Your car’s value depreciates every year, but some cars depreciate quicker than others. Which cars are the most at risk for losing value?
It’s a known fact that a car loses value as soon as it is driven off the showroom floor. The urban legend of it losing half of its value is thoroughly incorrect, however, unless you drive the car straight into a wall. But, cars do depreciate as soon as you have bought them. Some depreciate at quicker rates than others and you could end up getting very little for the car you have invested so much money in.
5 Of The Most Depreciating Cars On The Road
So, what are the highest depreciators at the moment? Interestingly, electric cars are the makes currently taking the biggest.
1. Infiniti Q50
In theory, the Q50 seems like a good buy. It has a Stop-Start System, Infiniti inTouch, Rear view Camera, and all of the extras that come with a luxury car. Its starting price is currently sitting at around R475 200 for the entry level model. When you hear that the car only retains 36.8% of its value, however, you might want to think again about signing for one. Although the car drives really well, handling is said to be disappointing and it does not come with a jack and spare wheel.
2. Nissan Leaf
Most people who buy a Nissan Leaf feel like they have made a great investment and will be saving by charging the car. The fact is, however, that electric cars depreciate more than any other car on the market. The Leaf, in this case, is the highest depreciator globally. It is estimated that over its purchase lifecycle, it will only retain a shocking 23.3% of its value. Retail value of the car is currently sitting at around R400 000. A second-hand 2014 is, however, currently valued at half that price.
It is an unfortunate truth that Alfa Romeo’s are known to last a lifetime. Maintenance is expensive and the car spends almost as much time in the workshop as it does on the road. The Mito is, unfortunately, no different. Despite it being visually beautiful, the car is known to depreciate heavily the moment it reaches the road.
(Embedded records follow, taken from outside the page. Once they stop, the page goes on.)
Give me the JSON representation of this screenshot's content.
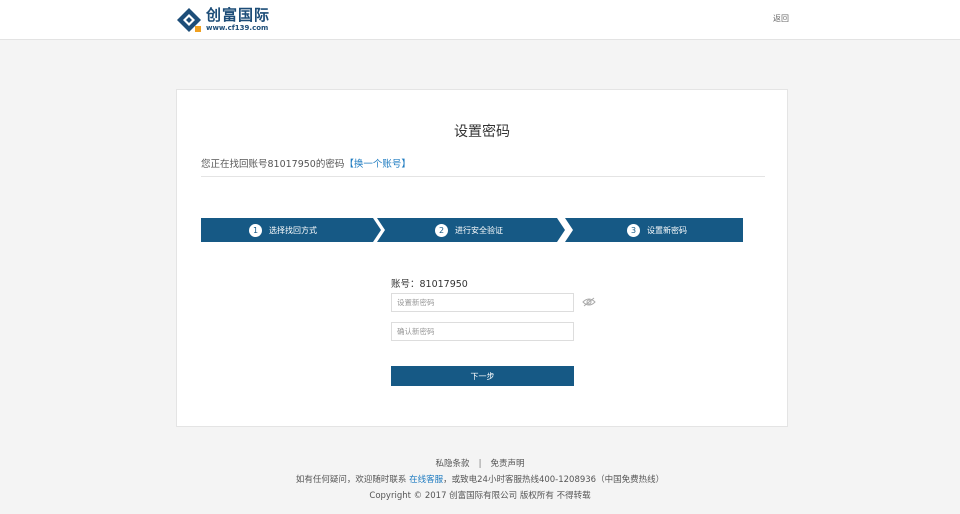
{
  "header": {
    "logo_name": "创富国际",
    "logo_url": "www.cf139.com",
    "back_label": "返回"
  },
  "card": {
    "title": "设置密码",
    "notice_prefix": "您正在找回账号81017950的密码",
    "switch_account_link": "【换一个账号】"
  },
  "steps": [
    {
      "number": "1",
      "label": "选择找回方式"
    },
    {
      "number": "2",
      "label": "进行安全验证"
    },
    {
      "number": "3",
      "label": "设置新密码"
    }
  ],
  "form": {
    "account_label": "账号：81017950",
    "new_password_placeholder": "设置新密码",
    "confirm_password_placeholder": "确认新密码",
    "next_button": "下一步"
  },
  "footer": {
    "privacy_link": "私隐条款",
    "separator": "|",
    "disclaimer_link": "免责声明",
    "contact_prefix": "如有任何疑问，欢迎随时联系",
    "online_service_link": "在线客服",
    "contact_suffix": "，或致电24小时客服热线400-1208936（中国免费热线）",
    "copyright": "Copyright © 2017 创富国际有限公司 版权所有 不得转载"
  },
  "colors": {
    "primary": "#165985",
    "link": "#1e7bc0",
    "background": "#f4f4f4"
  },
  "icons": {
    "logo": "diamond-logo-icon",
    "eye": "eye-toggle-icon"
  }
}
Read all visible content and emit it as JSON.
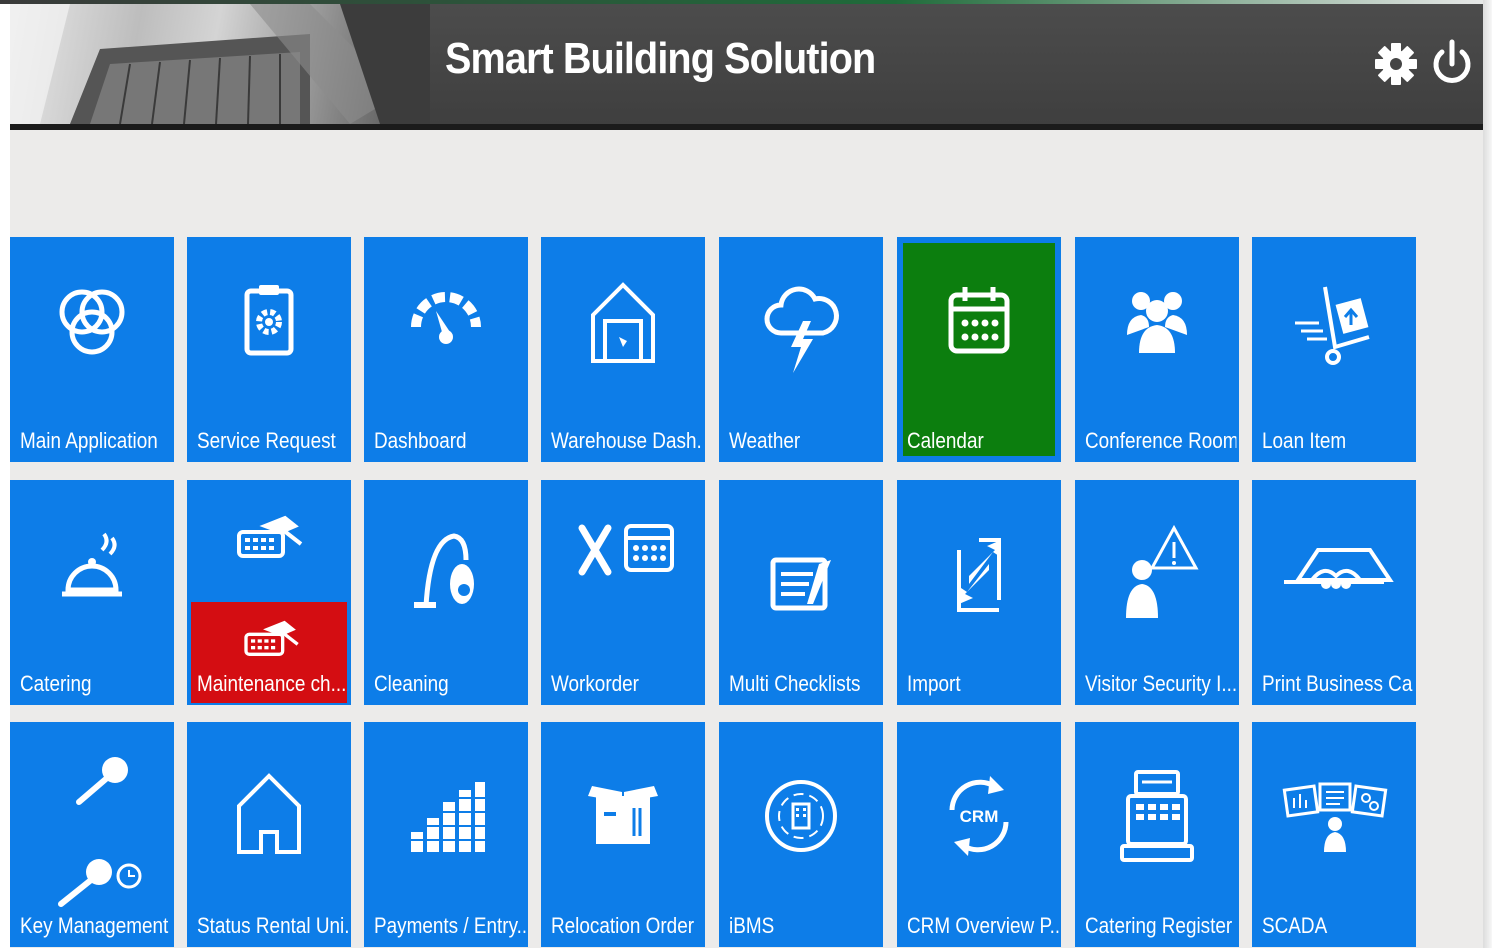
{
  "header": {
    "title": "Smart Building Solution"
  },
  "tiles": [
    {
      "label": "Main Application",
      "icon": "rings-icon"
    },
    {
      "label": "Service Request",
      "icon": "clipboard-gear-icon"
    },
    {
      "label": "Dashboard",
      "icon": "gauge-icon"
    },
    {
      "label": "Warehouse Dash...",
      "icon": "warehouse-icon"
    },
    {
      "label": "Weather",
      "icon": "storm-cloud-icon"
    },
    {
      "label": "Calendar",
      "icon": "calendar-icon"
    },
    {
      "label": "Conference Room",
      "icon": "people-group-icon"
    },
    {
      "label": "Loan Item",
      "icon": "hand-truck-icon"
    },
    {
      "label": "Catering",
      "icon": "cloche-icon"
    },
    {
      "label": "Maintenance ch...",
      "icon": "keyboard-hammer-icon"
    },
    {
      "label": "Cleaning",
      "icon": "vacuum-icon"
    },
    {
      "label": "Workorder",
      "icon": "tools-calendar-icon"
    },
    {
      "label": "Multi Checklists",
      "icon": "checklist-icon"
    },
    {
      "label": "Import",
      "icon": "import-arrows-icon"
    },
    {
      "label": "Visitor Security I...",
      "icon": "visitor-warning-icon"
    },
    {
      "label": "Print Business Ca...",
      "icon": "business-card-hands-icon"
    },
    {
      "label": "Key Management",
      "icon": "keys-icon"
    },
    {
      "label": "Status Rental Uni...",
      "icon": "house-outline-icon"
    },
    {
      "label": "Payments / Entry...",
      "icon": "coin-stacks-icon"
    },
    {
      "label": "Relocation Order",
      "icon": "moving-box-icon"
    },
    {
      "label": "iBMS",
      "icon": "building-circle-icon"
    },
    {
      "label": "CRM Overview P...",
      "icon": "crm-cycle-icon"
    },
    {
      "label": "Catering Register",
      "icon": "cash-register-icon"
    },
    {
      "label": "SCADA",
      "icon": "scada-monitor-icon"
    }
  ],
  "crm_icon_text": "CRM",
  "colors": {
    "tile": "#0d7de8",
    "active_tile": "#0c7e0e",
    "highlight": "#d40d12",
    "header": "#444444"
  }
}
Retail price for the Mito is sitting around R265 000 and it is estimated that the car only maintains 35.3% of its value.
4. Maserati Quattroporte
This is not something that Maserati lovers will want to hear. The Quattroporte’s retail value is sitting around R2.5 million. But, the depreciation will make you think twice before snapping one up. Don’t get us wrong, the car drives well, handles beautifully, and is absolutely stunning to look at. The problem comes in with the high maintenance costs and huge price tag on the car. This super luxury car only retains 34.4% of its value, which makes it almost untouchable.
5. MG6 Fastback
Many were disappointed with the MG6. Enthusiasts were excited to see what the company would produce after being bought over by a Chinese company. Results were, however, disappointing. Retail value of the car is, however, currently sitting at R249 900. With its bland exterior, cheap interior, and underwhelming performance, the resell value is incredibly low. Not only are running costs exceptionally high, but the car only retains a shocking 25.4% of its value. This might be a car to look over if you are in the market for a new car.